In truth, I’ve taken so long to write this article, I’ve had time to change my perspective on losers, if not completely. Even as I began said article, I knew there were guys that would never be “good enough” to date my best friend, citing their perpetual lack of jobs, living with mom, or mental issues as proof.
But I think I’ve in fact hardened my own position more on what kind of people I allow into my own life. They say you’re the average of the 5 people you spend the most time with – so is loserhood contagious? Though I considered myself altruistic, even I eventually grew tired of hearing excuses when I offered support, time, and effort to friends who refused to grow with me. I became more selfish.
From interacting with disenfranchised people in the developing world through my work, from reading and writing their stories, I saw that they often had more positive attitudes than the friends I’d grown up with in notoriously negative Cleveland. Okay, so Africans have better weather than Rust Belters, but I figure if I can get a success story from a blind girl who volunteered for her community in Pakistan, in an area where girls aren’t even allowed to play sports, I should be able to see at least some effort from a friend who grew up with both parents, in what at least seemed like a decent environment. After all, I’d gone through much worse than some of these friends and had managed to turn things around and create a positive life for myself (okay, with the help of some California weather).
What bothers us about those we deem losers is that we don’t see their efforts, their struggles, their pain. All we see is the negative impact they could have on us. But what about the negative effect that not helping them (and their children especially) will undoubtedly have on our society? The crime, poverty, and continuing cycle of neglect. It’s hard to see a way out.
"What good is winning when you didn’t even have to try?"
But isn’t it the point of the American dream that any loser could become a hero?

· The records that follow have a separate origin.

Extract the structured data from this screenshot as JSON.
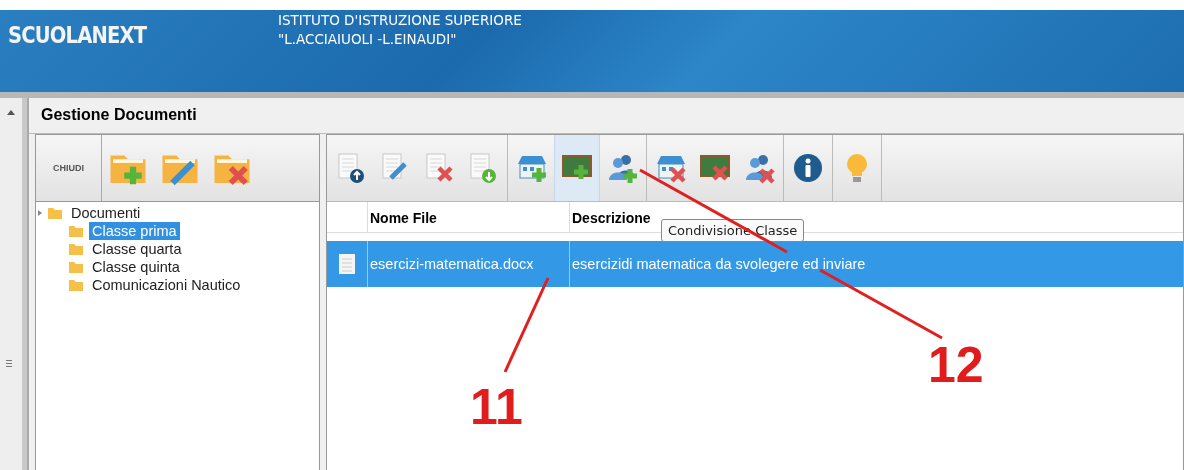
{
  "header": {
    "brand": "SCUOLANEXT",
    "school_lines": [
      "ISTITUTO D'ISTRUZIONE SUPERIORE",
      "\"L.ACCIAIUOLI -L.EINAUDI\""
    ]
  },
  "panel": {
    "title": "Gestione Documenti"
  },
  "left_toolbar": {
    "close_label": "CHIUDI",
    "buttons": [
      {
        "kind": "folder-add"
      },
      {
        "kind": "folder-edit"
      },
      {
        "kind": "folder-delete"
      }
    ]
  },
  "tree": {
    "label": "Documenti",
    "expanded": true,
    "children": [
      {
        "label": "Classe prima",
        "selected": true
      },
      {
        "label": "Classe quarta",
        "selected": false
      },
      {
        "label": "Classe quinta",
        "selected": false
      },
      {
        "label": "Comunicazioni Nautico",
        "selected": false
      }
    ]
  },
  "toolbar": {
    "groups": [
      [
        {
          "kind": "doc-upload",
          "hovered": false
        },
        {
          "kind": "doc-edit",
          "hovered": false
        },
        {
          "kind": "doc-delete",
          "hovered": false
        },
        {
          "kind": "doc-download",
          "hovered": false
        }
      ],
      [
        {
          "kind": "school-add",
          "hovered": false
        },
        {
          "kind": "board-add",
          "hovered": true
        },
        {
          "kind": "users-add",
          "hovered": false
        }
      ],
      [
        {
          "kind": "school-remove",
          "hovered": false
        },
        {
          "kind": "board-remove",
          "hovered": false
        },
        {
          "kind": "users-remove",
          "hovered": false
        }
      ],
      [
        {
          "kind": "info",
          "hovered": false
        }
      ],
      [
        {
          "kind": "bulb",
          "hovered": false
        }
      ]
    ]
  },
  "table": {
    "columns": [
      "Nome File",
      "Descrizione"
    ],
    "rows": [
      {
        "name": "esercizi-matematica.docx",
        "description": "esercizidi matematica da svolegere ed inviare",
        "selected": true
      }
    ]
  },
  "tooltip": {
    "text": "Condivisione Classe"
  },
  "annotations": [
    {
      "label": "11"
    },
    {
      "label": "12"
    }
  ]
}
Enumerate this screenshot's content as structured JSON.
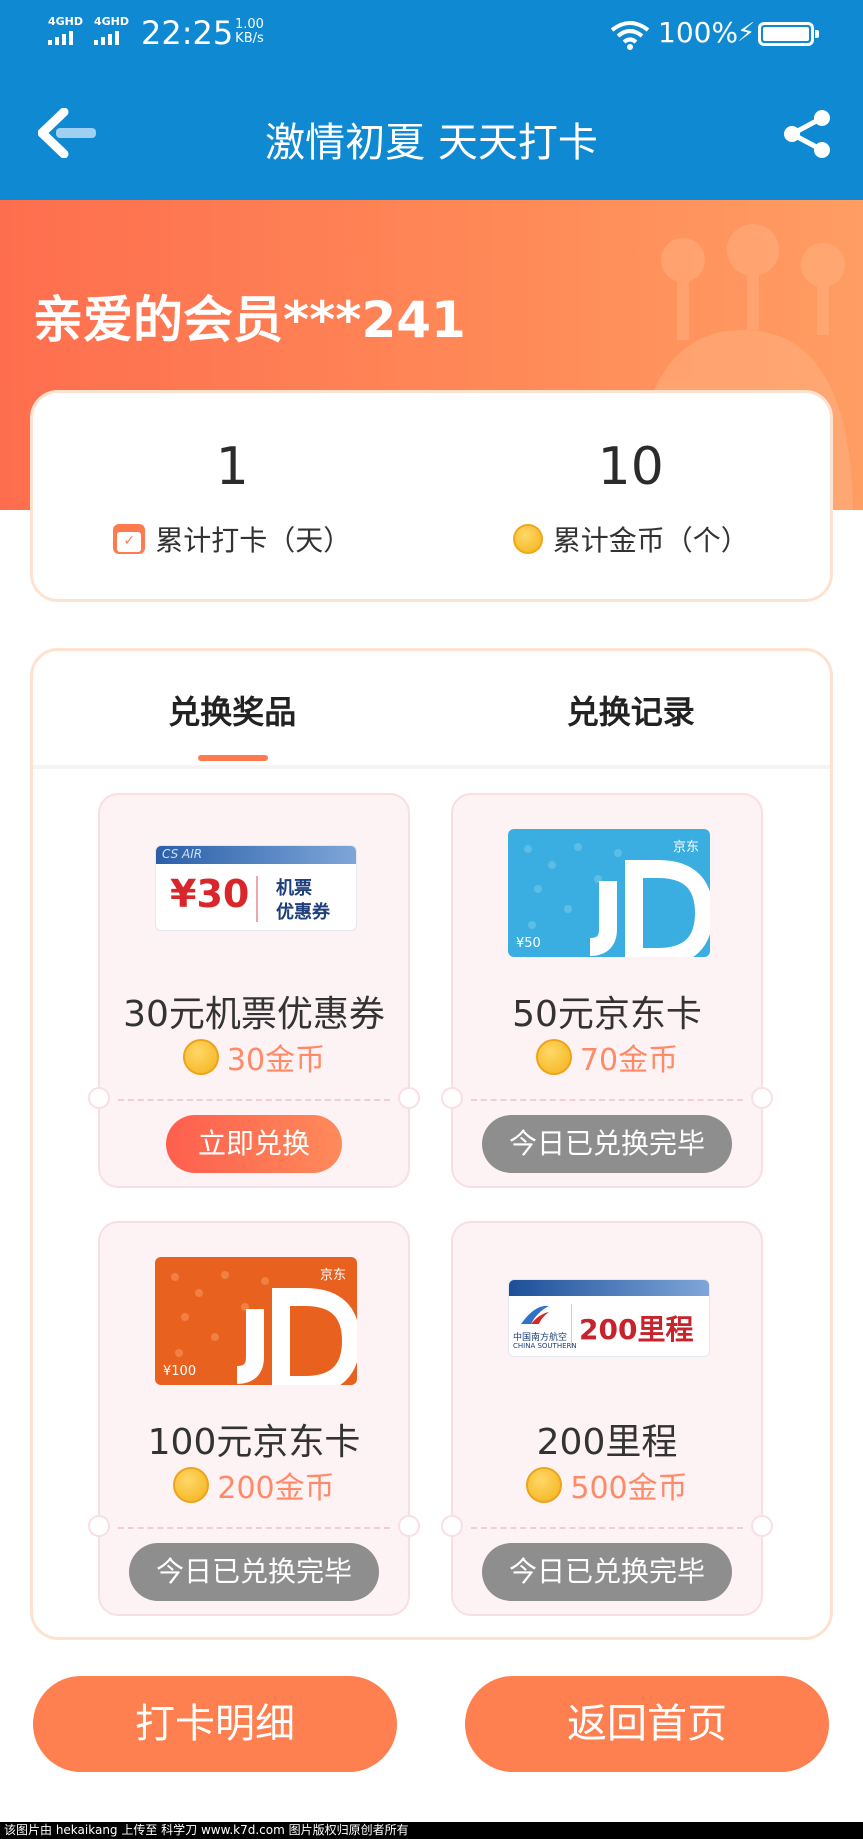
{
  "status_bar": {
    "signal1": "4GHD",
    "signal2": "4GHD",
    "time": "22:25",
    "speed_value": "1.00",
    "speed_unit": "KB/s",
    "battery": "100%"
  },
  "header": {
    "title": "激情初夏 天天打卡",
    "back_icon": "back-arrow-icon",
    "share_icon": "share-icon"
  },
  "greeting": "亲爱的会员***241",
  "stats": {
    "checkin_days": "1",
    "checkin_label": "累计打卡（天）",
    "coins": "10",
    "coins_label": "累计金币（个）"
  },
  "tabs": {
    "redeem": "兑换奖品",
    "records": "兑换记录"
  },
  "rewards": [
    {
      "name": "30元机票优惠券",
      "price": "30金币",
      "button": "立即兑换",
      "status": "active",
      "thumb": {
        "type": "air",
        "amount": "¥30",
        "line1": "机票",
        "line2": "优惠券",
        "banner": "CS AIR"
      }
    },
    {
      "name": "50元京东卡",
      "price": "70金币",
      "button": "今日已兑换完毕",
      "status": "done",
      "thumb": {
        "type": "jd",
        "value": "¥50",
        "color": "#3aaee0"
      }
    },
    {
      "name": "100元京东卡",
      "price": "200金币",
      "button": "今日已兑换完毕",
      "status": "done",
      "thumb": {
        "type": "jd",
        "value": "¥100",
        "color": "#e9611f"
      }
    },
    {
      "name": "200里程",
      "price": "500金币",
      "button": "今日已兑换完毕",
      "status": "done",
      "thumb": {
        "type": "miles",
        "text": "200里程",
        "airline": "中国南方航空",
        "airline_en": "CHINA SOUTHERN"
      }
    }
  ],
  "bottom": {
    "detail": "打卡明细",
    "home": "返回首页"
  },
  "watermark": "该图片由 hekaikang 上传至 科学刀 www.k7d.com 图片版权归原创者所有",
  "colors": {
    "header_bg": "#0f89d2",
    "accent": "#fe7f4f",
    "coin_text": "#ff8a67",
    "disabled": "#8e8e8e"
  }
}
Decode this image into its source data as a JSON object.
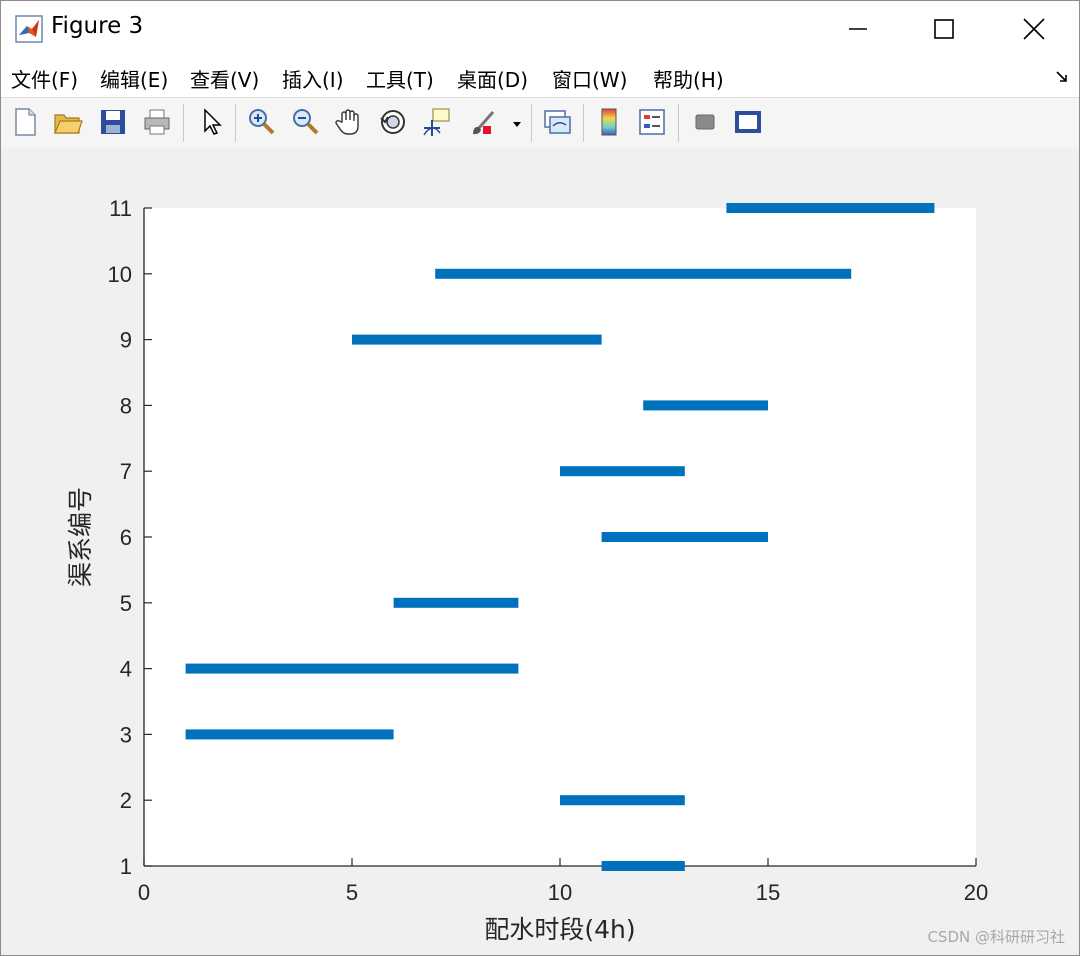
{
  "window": {
    "title": "Figure 3",
    "menu": [
      {
        "label": "文件(F)",
        "name": "menu-file"
      },
      {
        "label": "编辑(E)",
        "name": "menu-edit"
      },
      {
        "label": "查看(V)",
        "name": "menu-view"
      },
      {
        "label": "插入(I)",
        "name": "menu-insert"
      },
      {
        "label": "工具(T)",
        "name": "menu-tools"
      },
      {
        "label": "桌面(D)",
        "name": "menu-desktop"
      },
      {
        "label": "窗口(W)",
        "name": "menu-window"
      },
      {
        "label": "帮助(H)",
        "name": "menu-help"
      }
    ],
    "toolbar_icons": [
      "new-figure-icon",
      "open-file-icon",
      "save-icon",
      "print-icon",
      "pointer-icon",
      "zoom-in-icon",
      "zoom-out-icon",
      "pan-hand-icon",
      "rotate-3d-icon",
      "data-cursor-icon",
      "brush-icon",
      "link-plot-icon",
      "colorbar-icon",
      "legend-icon",
      "hide-plot-tools-icon",
      "show-plot-tools-icon"
    ]
  },
  "watermark": "CSDN @科研研习社",
  "chart_data": {
    "type": "bar",
    "orientation": "horizontal-range",
    "xlabel": "配水时段(4h)",
    "ylabel": "渠系编号",
    "xlim": [
      0,
      20
    ],
    "ylim": [
      1,
      11
    ],
    "xticks": [
      0,
      5,
      10,
      15,
      20
    ],
    "yticks": [
      1,
      2,
      3,
      4,
      5,
      6,
      7,
      8,
      9,
      10,
      11
    ],
    "grid": false,
    "bar_color": "#0072bd",
    "series": [
      {
        "values": [
          {
            "channel": 1,
            "start": 11,
            "end": 13
          },
          {
            "channel": 2,
            "start": 10,
            "end": 13
          },
          {
            "channel": 3,
            "start": 1,
            "end": 6
          },
          {
            "channel": 4,
            "start": 1,
            "end": 9
          },
          {
            "channel": 5,
            "start": 6,
            "end": 9
          },
          {
            "channel": 6,
            "start": 11,
            "end": 15
          },
          {
            "channel": 7,
            "start": 10,
            "end": 13
          },
          {
            "channel": 8,
            "start": 12,
            "end": 15
          },
          {
            "channel": 9,
            "start": 5,
            "end": 11
          },
          {
            "channel": 10,
            "start": 7,
            "end": 17
          },
          {
            "channel": 11,
            "start": 14,
            "end": 19
          }
        ]
      }
    ]
  }
}
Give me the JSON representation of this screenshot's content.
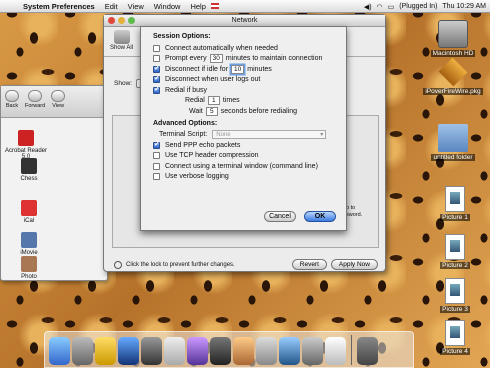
{
  "menubar": {
    "app": "System Preferences",
    "items": [
      "Edit",
      "View",
      "Window",
      "Help"
    ],
    "status": "(Plugged In)",
    "clock": "Thu 10:29 AM"
  },
  "desktop": [
    "Macintosh HD",
    "iPoverFireWire.pkg",
    "untitled folder",
    "Picture 1",
    "Picture 2",
    "Picture 3",
    "Picture 4"
  ],
  "finder": {
    "back": "Back",
    "forward": "Forward",
    "view": "View",
    "items": [
      "Acrobat Reader 5.0",
      "Chess",
      "iCal",
      "iMovie",
      "Photo"
    ]
  },
  "pref": {
    "title": "Network",
    "show_all": "Show All",
    "show_label": "Show:",
    "peek": "p to\nsword.",
    "lock_text": "Click the lock to prevent further changes.",
    "revert": "Revert",
    "apply": "Apply Now"
  },
  "sheet": {
    "session_title": "Session Options:",
    "connect_auto": "Connect automatically when needed",
    "prompt_pre": "Prompt every",
    "prompt_val": "30",
    "prompt_post": "minutes to maintain connection",
    "disc_idle_pre": "Disconnect if idle for",
    "disc_idle_val": "10",
    "disc_idle_post": "minutes",
    "disc_logout": "Disconnect when user logs out",
    "redial": "Redial if busy",
    "redial_label": "Redial",
    "redial_val": "1",
    "redial_post": "times",
    "wait_label": "Wait",
    "wait_val": "5",
    "wait_post": "seconds before redialing",
    "advanced_title": "Advanced Options:",
    "terminal_label": "Terminal Script:",
    "terminal_val": "None",
    "ppp_echo": "Send PPP echo packets",
    "tcp": "Use TCP header compression",
    "term_window": "Connect using a terminal window (command line)",
    "verbose": "Use verbose logging",
    "cancel": "Cancel",
    "ok": "OK"
  }
}
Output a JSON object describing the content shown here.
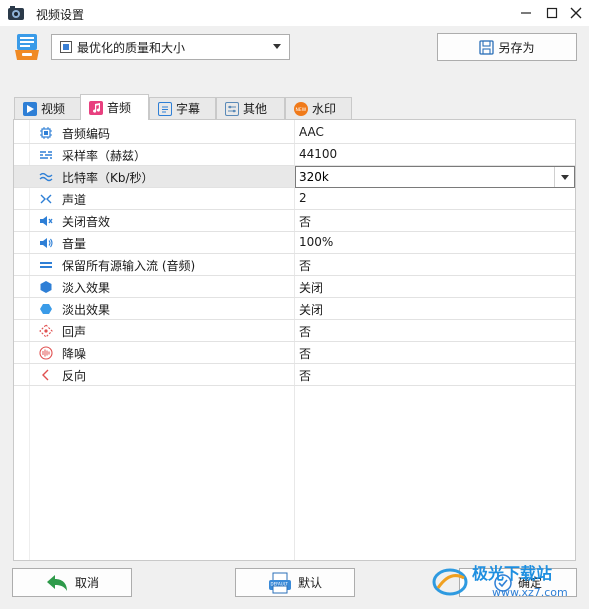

No matter how poor, no matter who your family was, no matter how much a nobody you were, things could always turn around. In the words of Mr Twin Sister, “Even though I’m losing, doesn’t make me a loser.” Like a lone cowboy, let’s say The Marlboro Man, the rugged individual is expected to pull himself up by his bootstraps and ride off into the sunset with no company, save for maybe a horse. On the positive side, without the support of our government, those of us who miraculously make it, in spite of all the very real hurdles, can feel extra good about ourselves, and grateful for those who did help us.
Donald Trump came from so much of his father’s money, he once sued a journalist for calling him a millionaire (rather than a billionaire). What good is winning when you didn’t even have to try? How is that a win at all? And shouldn’t making your country worse off than it was before you were president make you the biggest loser of them all?
There’s a new archetype I’m in love with now – the rockstar loser, as I call her/him, an anti-hero who came from shit and may not be conquering life in the most socially acceptable way, but who is somehow unexpectedly cool. I’m thinking of David the pot-smoking, guidance counselor-impersonating trainwreck from the 2014 Guidance, or the high school librarian Anne and her BFF (oddly also a guidance counselor) Jeff from Slow Learners. It’s a Revenge Of The Nerds evolution from oppressed to showing them all. Even gambling addict Eddie in Win It All struggles through to the end of his rebirth. These losers still always have some vestiges of their vices and so-called defects, even as they meet redemption – in the form of prison, a makeover, a girlfriend, or a heart attack. They’re good in spite of their flaws, and at times even because of them. Rather than working hard to be something they’re not, caught up in maintaining appearances, their rock bottom is like a party we the viewers crash, having more fun than we ever would with the winners.
After all, I’d rather sit at this guy’s lunch table any day: